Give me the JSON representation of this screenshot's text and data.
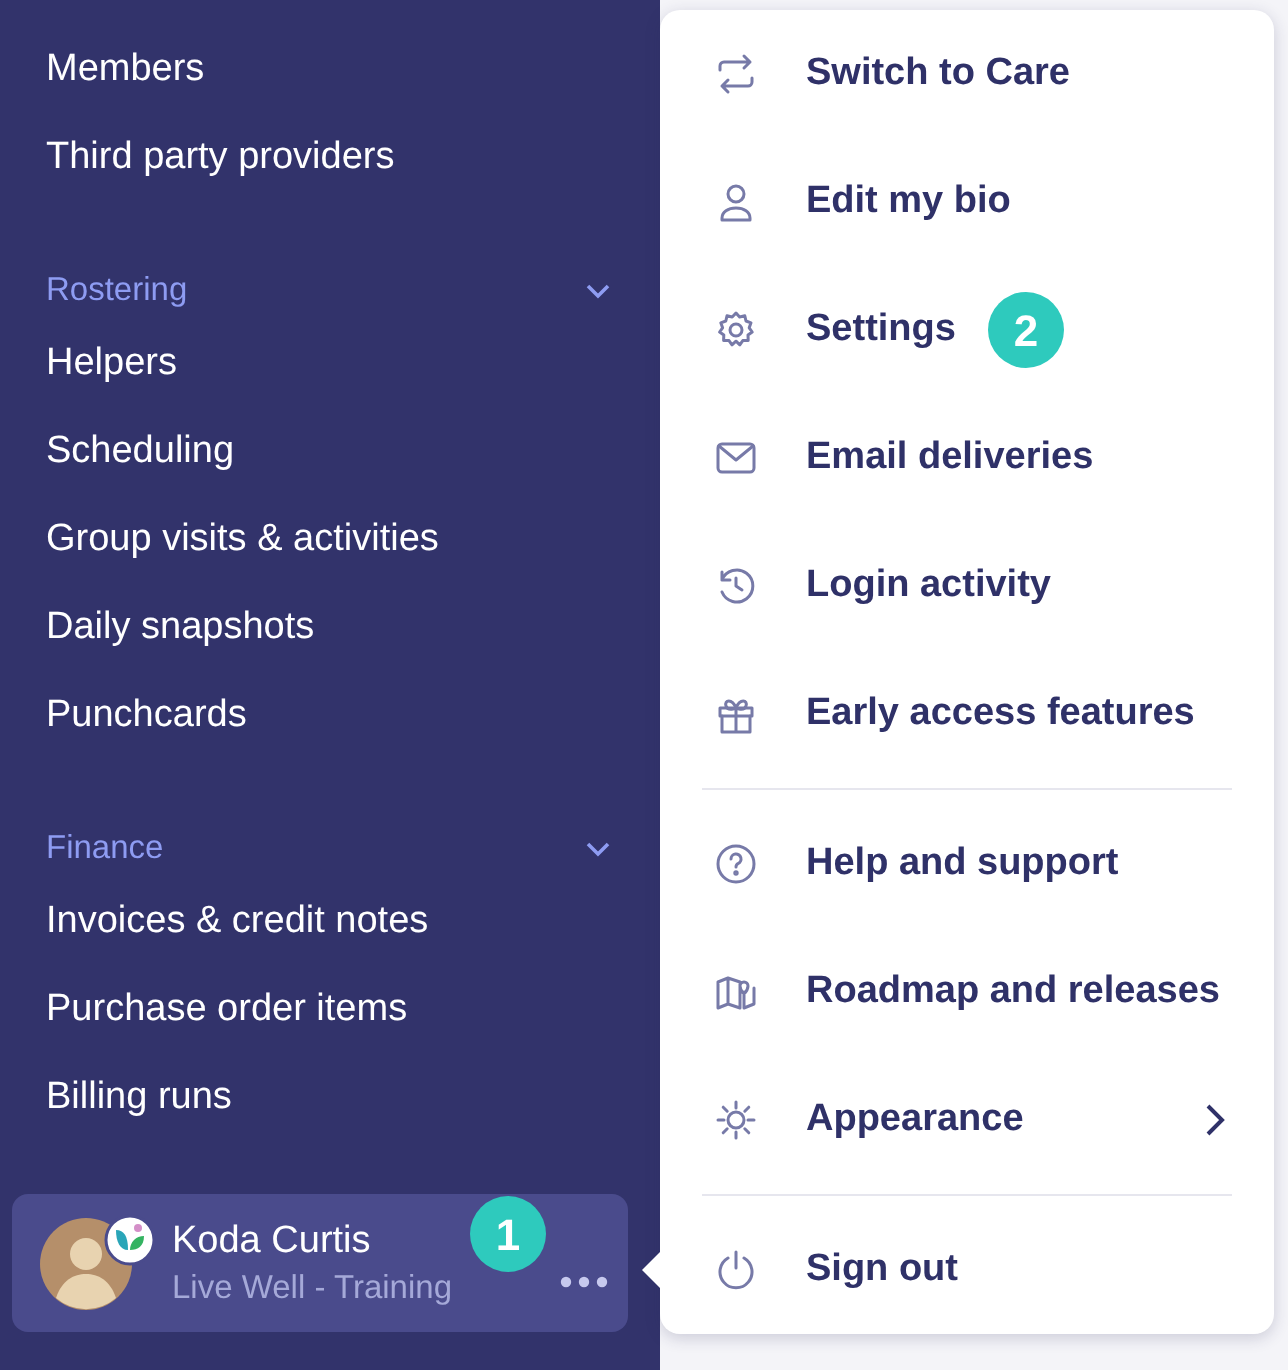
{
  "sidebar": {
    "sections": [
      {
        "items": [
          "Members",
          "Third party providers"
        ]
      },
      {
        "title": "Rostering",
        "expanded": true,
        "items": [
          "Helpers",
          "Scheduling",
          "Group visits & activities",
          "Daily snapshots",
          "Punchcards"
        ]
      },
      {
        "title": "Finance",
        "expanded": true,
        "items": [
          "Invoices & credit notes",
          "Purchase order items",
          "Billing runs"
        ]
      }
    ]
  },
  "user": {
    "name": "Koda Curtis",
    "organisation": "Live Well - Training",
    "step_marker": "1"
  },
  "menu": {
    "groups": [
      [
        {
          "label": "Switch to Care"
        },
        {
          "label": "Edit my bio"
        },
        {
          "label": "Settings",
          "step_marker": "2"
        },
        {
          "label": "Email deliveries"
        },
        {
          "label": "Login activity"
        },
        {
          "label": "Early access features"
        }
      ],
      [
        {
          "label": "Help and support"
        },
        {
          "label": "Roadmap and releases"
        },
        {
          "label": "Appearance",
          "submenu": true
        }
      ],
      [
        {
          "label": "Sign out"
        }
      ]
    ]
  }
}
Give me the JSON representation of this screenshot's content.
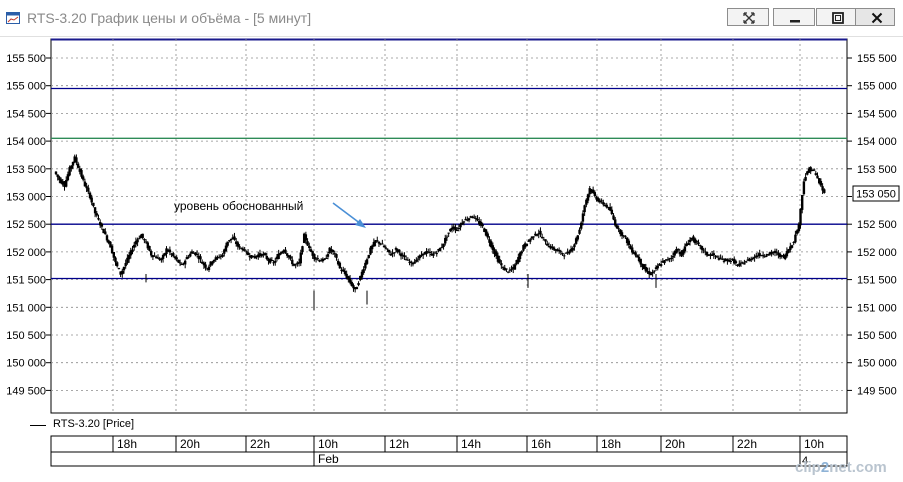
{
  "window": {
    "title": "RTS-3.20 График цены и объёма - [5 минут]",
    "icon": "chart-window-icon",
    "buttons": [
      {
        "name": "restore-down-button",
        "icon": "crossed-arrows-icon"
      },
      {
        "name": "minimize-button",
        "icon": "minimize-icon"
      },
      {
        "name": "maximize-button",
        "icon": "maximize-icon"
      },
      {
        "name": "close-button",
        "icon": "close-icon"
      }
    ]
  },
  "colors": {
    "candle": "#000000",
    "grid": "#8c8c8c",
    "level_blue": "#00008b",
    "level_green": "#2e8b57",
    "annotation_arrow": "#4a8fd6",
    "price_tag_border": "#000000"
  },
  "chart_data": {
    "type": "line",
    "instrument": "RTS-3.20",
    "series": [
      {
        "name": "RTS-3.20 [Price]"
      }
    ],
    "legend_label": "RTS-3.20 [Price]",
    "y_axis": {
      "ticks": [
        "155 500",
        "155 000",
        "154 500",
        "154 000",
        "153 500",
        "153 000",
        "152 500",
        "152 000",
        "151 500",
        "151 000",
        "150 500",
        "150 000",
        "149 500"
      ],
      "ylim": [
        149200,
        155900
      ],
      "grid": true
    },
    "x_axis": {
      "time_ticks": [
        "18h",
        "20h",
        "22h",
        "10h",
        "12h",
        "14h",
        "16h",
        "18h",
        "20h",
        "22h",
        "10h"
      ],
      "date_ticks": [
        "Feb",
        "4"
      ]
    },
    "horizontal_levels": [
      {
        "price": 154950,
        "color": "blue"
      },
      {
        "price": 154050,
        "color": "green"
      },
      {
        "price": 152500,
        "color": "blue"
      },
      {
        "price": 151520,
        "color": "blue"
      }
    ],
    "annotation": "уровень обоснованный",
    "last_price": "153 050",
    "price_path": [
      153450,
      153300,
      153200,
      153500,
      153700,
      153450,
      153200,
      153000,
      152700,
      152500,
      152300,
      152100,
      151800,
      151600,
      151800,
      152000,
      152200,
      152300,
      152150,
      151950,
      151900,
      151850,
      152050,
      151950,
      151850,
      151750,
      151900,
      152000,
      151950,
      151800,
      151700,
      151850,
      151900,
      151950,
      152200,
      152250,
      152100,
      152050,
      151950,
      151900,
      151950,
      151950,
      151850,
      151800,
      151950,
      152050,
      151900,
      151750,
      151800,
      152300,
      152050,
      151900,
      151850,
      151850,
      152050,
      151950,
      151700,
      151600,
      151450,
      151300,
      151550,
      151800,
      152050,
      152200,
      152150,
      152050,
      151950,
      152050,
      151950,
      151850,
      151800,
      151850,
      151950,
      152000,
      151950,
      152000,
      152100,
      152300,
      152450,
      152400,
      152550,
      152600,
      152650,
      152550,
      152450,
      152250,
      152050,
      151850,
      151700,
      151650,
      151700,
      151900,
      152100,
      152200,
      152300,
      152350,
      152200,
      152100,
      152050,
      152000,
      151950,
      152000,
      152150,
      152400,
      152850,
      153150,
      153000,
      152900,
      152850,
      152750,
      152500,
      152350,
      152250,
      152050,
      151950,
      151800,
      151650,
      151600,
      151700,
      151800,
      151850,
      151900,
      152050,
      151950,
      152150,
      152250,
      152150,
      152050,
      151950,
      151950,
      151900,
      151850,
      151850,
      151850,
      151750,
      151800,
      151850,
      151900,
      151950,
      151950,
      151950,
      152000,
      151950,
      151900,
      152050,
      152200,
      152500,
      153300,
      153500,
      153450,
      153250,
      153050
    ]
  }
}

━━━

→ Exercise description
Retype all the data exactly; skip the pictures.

→ Answer
Give me the JSON representation of this screenshot's text and data.
{
  "sidebar": {
    "sections": [
      {
        "items": [
          "Members",
          "Third party providers"
        ]
      },
      {
        "title": "Rostering",
        "expanded": true,
        "items": [
          "Helpers",
          "Scheduling",
          "Group visits & activities",
          "Daily snapshots",
          "Punchcards"
        ]
      },
      {
        "title": "Finance",
        "expanded": true,
        "items": [
          "Invoices & credit notes",
          "Purchase order items",
          "Billing runs"
        ]
      }
    ]
  },
  "user": {
    "name": "Koda Curtis",
    "organisation": "Live Well - Training",
    "step_marker": "1"
  },
  "menu": {
    "groups": [
      [
        {
          "label": "Switch to Care"
        },
        {
          "label": "Edit my bio"
        },
        {
          "label": "Settings",
          "step_marker": "2"
        },
        {
          "label": "Email deliveries"
        },
        {
          "label": "Login activity"
        },
        {
          "label": "Early access features"
        }
      ],
      [
        {
          "label": "Help and support"
        },
        {
          "label": "Roadmap and releases"
        },
        {
          "label": "Appearance",
          "submenu": true
        }
      ],
      [
        {
          "label": "Sign out"
        }
      ]
    ]
  }
}
Give me the JSON representation of this screenshot's content.
{
  "window": {
    "title": "RTS-3.20 График цены и объёма - [5 минут]",
    "icon": "chart-window-icon",
    "buttons": [
      {
        "name": "restore-down-button",
        "icon": "crossed-arrows-icon"
      },
      {
        "name": "minimize-button",
        "icon": "minimize-icon"
      },
      {
        "name": "maximize-button",
        "icon": "maximize-icon"
      },
      {
        "name": "close-button",
        "icon": "close-icon"
      }
    ]
  },
  "colors": {
    "candle": "#000000",
    "grid": "#8c8c8c",
    "level_blue": "#00008b",
    "level_green": "#2e8b57",
    "annotation_arrow": "#4a8fd6",
    "price_tag_border": "#000000"
  },
  "chart_data": {
    "type": "line",
    "instrument": "RTS-3.20",
    "series": [
      {
        "name": "RTS-3.20 [Price]"
      }
    ],
    "legend_label": "RTS-3.20 [Price]",
    "y_axis": {
      "ticks": [
        "155 500",
        "155 000",
        "154 500",
        "154 000",
        "153 500",
        "153 000",
        "152 500",
        "152 000",
        "151 500",
        "151 000",
        "150 500",
        "150 000",
        "149 500"
      ],
      "ylim": [
        149200,
        155900
      ],
      "grid": true
    },
    "x_axis": {
      "time_ticks": [
        "18h",
        "20h",
        "22h",
        "10h",
        "12h",
        "14h",
        "16h",
        "18h",
        "20h",
        "22h",
        "10h"
      ],
      "date_ticks": [
        "Feb",
        "4"
      ]
    },
    "horizontal_levels": [
      {
        "price": 154950,
        "color": "blue"
      },
      {
        "price": 154050,
        "color": "green"
      },
      {
        "price": 152500,
        "color": "blue"
      },
      {
        "price": 151520,
        "color": "blue"
      }
    ],
    "annotation": "уровень обоснованный",
    "last_price": "153 050",
    "price_path": [
      153450,
      153300,
      153200,
      153500,
      153700,
      153450,
      153200,
      153000,
      152700,
      152500,
      152300,
      152100,
      151800,
      151600,
      151800,
      152000,
      152200,
      152300,
      152150,
      151950,
      151900,
      151850,
      152050,
      151950,
      151850,
      151750,
      151900,
      152000,
      151950,
      151800,
      151700,
      151850,
      151900,
      151950,
      152200,
      152250,
      152100,
      152050,
      151950,
      151900,
      151950,
      151950,
      151850,
      151800,
      151950,
      152050,
      151900,
      151750,
      151800,
      152300,
      152050,
      151900,
      151850,
      151850,
      152050,
      151950,
      151700,
      151600,
      151450,
      151300,
      151550,
      151800,
      152050,
      152200,
      152150,
      152050,
      151950,
      152050,
      151950,
      151850,
      151800,
      151850,
      151950,
      152000,
      151950,
      152000,
      152100,
      152300,
      152450,
      152400,
      152550,
      152600,
      152650,
      152550,
      152450,
      152250,
      152050,
      151850,
      151700,
      151650,
      151700,
      151900,
      152100,
      152200,
      152300,
      152350,
      152200,
      152100,
      152050,
      152000,
      151950,
      152000,
      152150,
      152400,
      152850,
      153150,
      153000,
      152900,
      152850,
      152750,
      152500,
      152350,
      152250,
      152050,
      151950,
      151800,
      151650,
      151600,
      151700,
      151800,
      151850,
      151900,
      152050,
      151950,
      152150,
      152250,
      152150,
      152050,
      151950,
      151950,
      151900,
      151850,
      151850,
      151850,
      151750,
      151800,
      151850,
      151900,
      151950,
      151950,
      151950,
      152000,
      151950,
      151900,
      152050,
      152200,
      152500,
      153300,
      153500,
      153450,
      153250,
      153050
    ]
  }
}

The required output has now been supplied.